It'll be a requirement for children under 4-foot, 9-inches, and there'll be no riding shotgun until the age of 13.

Childrens car seats
Getty Images—PA Images

The state of Washington has signed in more stringent child seat laws which would require kids up to the age of 12 to sit in booster seats. Because the one thing an angsty, self-conscious almost-teen absolutely needs is physical, infantilizing evidence of their lack of height.

Going into effect Jan. 1, 2020, the new legislation requires toddlers and babies under the age of two to use a rear-facing car seat, children aged two to four to use a front-facing car seat, and kids over the age of four but shorter than 4-foot, 9-inches to sit in a booster seat, reports CNN. It's a bad time to be a late bloomer.

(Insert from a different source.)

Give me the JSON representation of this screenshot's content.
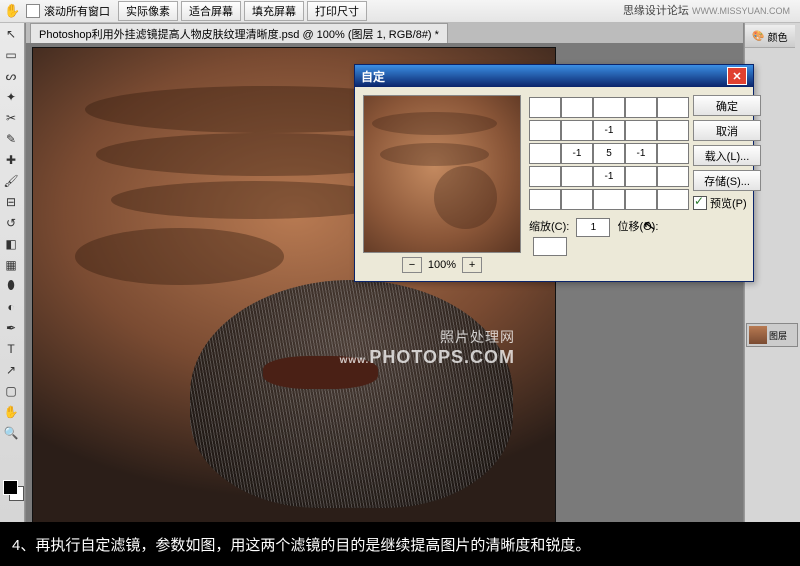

From House Bill 1012, children must keep sitting in booster seats "until the vehicle lap and shoulder seat belts fit properly, typically when the child is between the ages of eight and 12 years of age, as recommended by the American Academy of Pediatrics, or must be properly secured with the motor vehicle's safety belt properly adjusted and fastened around the child's body."

Oh, and no riding shotgun until you're 13.

University of Washington School of Medicine pediatrics professor Dr. Beth Ebel says the changes "will help parents protect their children on the road" and "brings us in line with current best thinking about keeping kids safe." Ebel adds, "Catastrophic car-crash injuries we’ve seen to children’s brains, organs, and nervous systems might have been preventable had the child been buckled in the correct car seat."

The UW doctor specifically calls out ill-fitting seatbelts on older children—preteens aged eight to 12—contributing to "completely preventable injuries, even at relatively slow speeds like 30 miles per hour."

Drivers with a passenger under the age of 16 caught without the appropriate child or booster seat can be ticketed.

Look, we get it. Safety comes first. But a lot like ubiquitous phone cameras and mumble rap, this makes me glad to be a child of the '90s.